  • Some of the videos are wonky as they were mistakenly filmed in portrait rather than landscape. Hopefully a future app update will address this – very annoying when you realise later but can’t adjust it! I now always check I’ve filmed in landscape rather than portrait as soon as I’ve taken the video, to be on the safe side. On that note, if you’re ever taking a video on your phone – use the space, do it in landscape! If you view it on a bigger screen it looks crap in portrait mode.
  • Some of the one seconds won’t have any significance to anyone except me – like when I opened my bank account, or got my employment pass. Or when I used the gym – which with hindsight was actually a pretty momentous occasion, given that it only happened twice all year. Some of them are just run of the mill things, like the train station I use everyday, or spending time with Kev and Mel, my parrots (although since it took 6 months to get them out here with me, they definitely deserved to be immortalised on film a fair amount). But I wanted to document the day to day of my life, as well as the exciting stuff. Plus, I don’t always do exciting stuff, which means you have to capture the day to day as well.
  • As time goes on, you’ll notice more people in the video. Like I said earlier, I didn’t know anyone when I first moved here, so didn’t have anyone to film (sob). I also realised part way through this project it’s much more interesting to record videos of people, and not just things. Plus I had actual friends to film at that point. I’m not big on selfies, but it’s different when you have people to share the screen with you and you’re doing a quick video rather than just posing for a photo. I realise as I’m writing this, there’s actually not that much difference, but it does feel different – to me, at least.
  • It’s easier (and better for your back) doing a project which uses your phone rather than having to lug your camera and kit around all the time. Although as a result of doing this project, I’ve neglected my camera and hardly used it since moving to Singapore. Must sort that out this year.
  • I enjoyed it so much I’m doing it again in 2017. Wooo!

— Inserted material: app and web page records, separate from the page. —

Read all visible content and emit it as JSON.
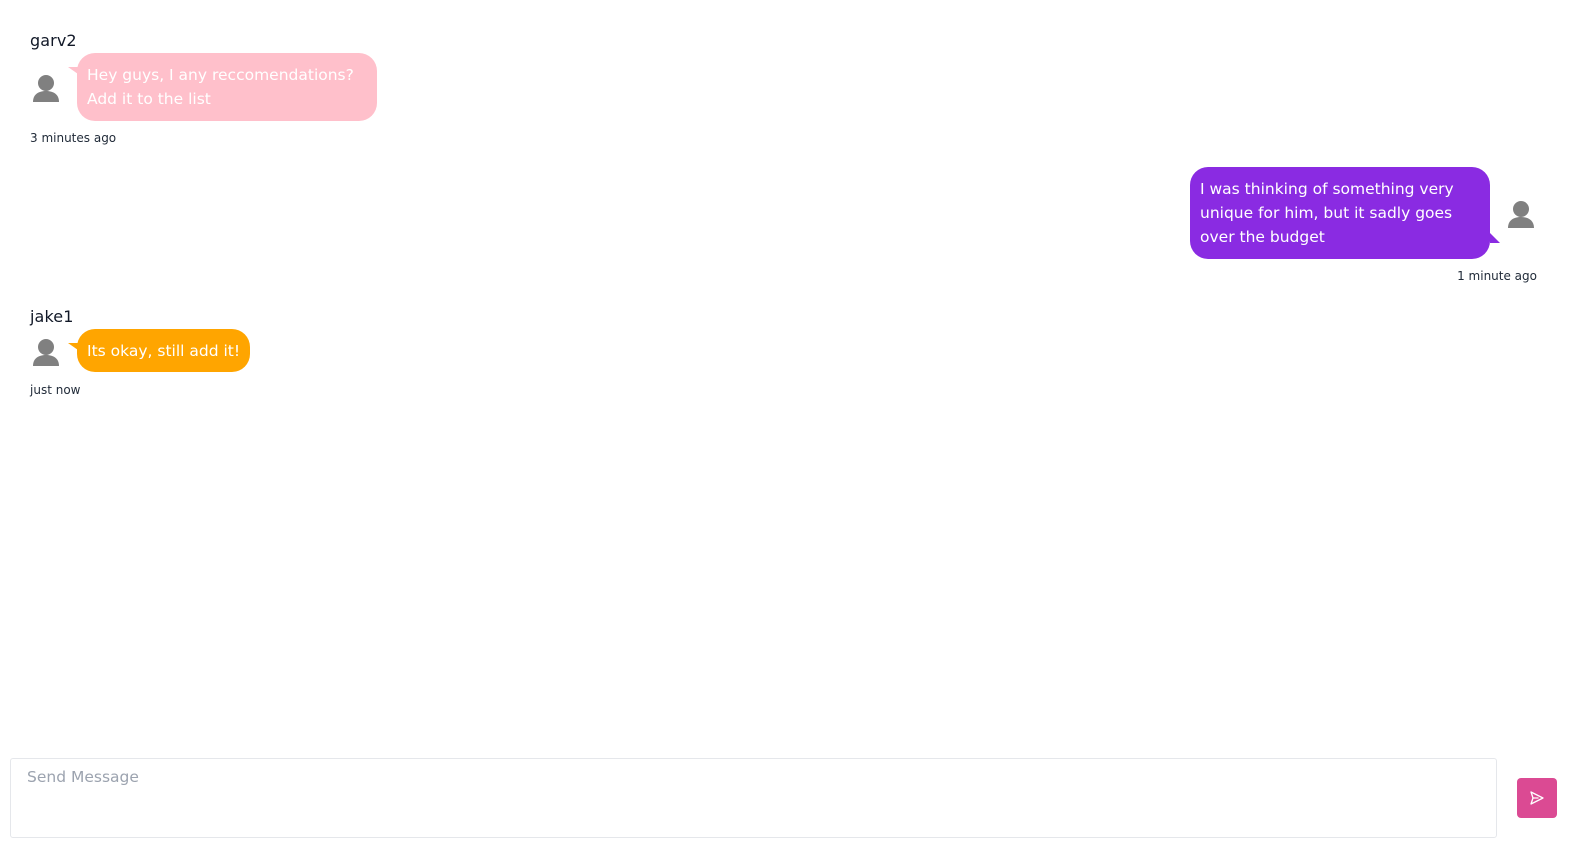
{
  "colors": {
    "bubble_garv2": "#ffc0cb",
    "bubble_self": "#8a2be2",
    "bubble_jake1": "#ffa500",
    "avatar": "#808080",
    "send_button": "#db4a93"
  },
  "messages": [
    {
      "sender": "garv2",
      "text": "Hey guys, I any reccomendations? Add it to the list",
      "time": "3 minutes ago",
      "side": "left",
      "avatar_icon": "user-avatar-icon"
    },
    {
      "sender": "",
      "text": "I was thinking of something very unique for him, but it sadly goes over the budget",
      "time": "1 minute ago",
      "side": "right",
      "avatar_icon": "user-avatar-icon"
    },
    {
      "sender": "jake1",
      "text": "Its okay, still add it!",
      "time": "just now",
      "side": "left",
      "avatar_icon": "user-avatar-icon"
    }
  ],
  "composer": {
    "placeholder": "Send Message",
    "value": "",
    "send_icon": "send-icon"
  }
}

As well as my adventures – and daily routine – in Singapore, I’ve also captured snapshots of my visits to Ho Chi Minh City in Vietnam, Brunei, Tokyo, Indonesia (Bintan, Jakarta, Yogyakarta, and Bali), Sydney, Phuket in Thailand, Cambodia and of course, Manchester. I’ve got my amazing family and friends in it, my beautiful birds, lots of reminders of the lovely people I’ve met in Singapore – some who I’ve only met once, and some who I am sure will be lifelong friends – the food I’ve eaten, the places I’ve visited for work and pleasure, and…despite the exorbitant prices, a lot of alcoholic beverage drinking (ahem). I think I’m going to love watching this in a few years’ time and remembering what an awesome year it was – the small things, as well as the big ones.

If you’re thinking of trying one – do it! If you don’t like it, then stop, but hopefully you’ll love it too – and let me know how you get on.

Anyway, here’s my 2016 in 6 minutes 10 seconds. And no, Mum, we are definitely not drinking shots out of a rude vessel at any point. You missed it? Have fun trying to find it. Lol.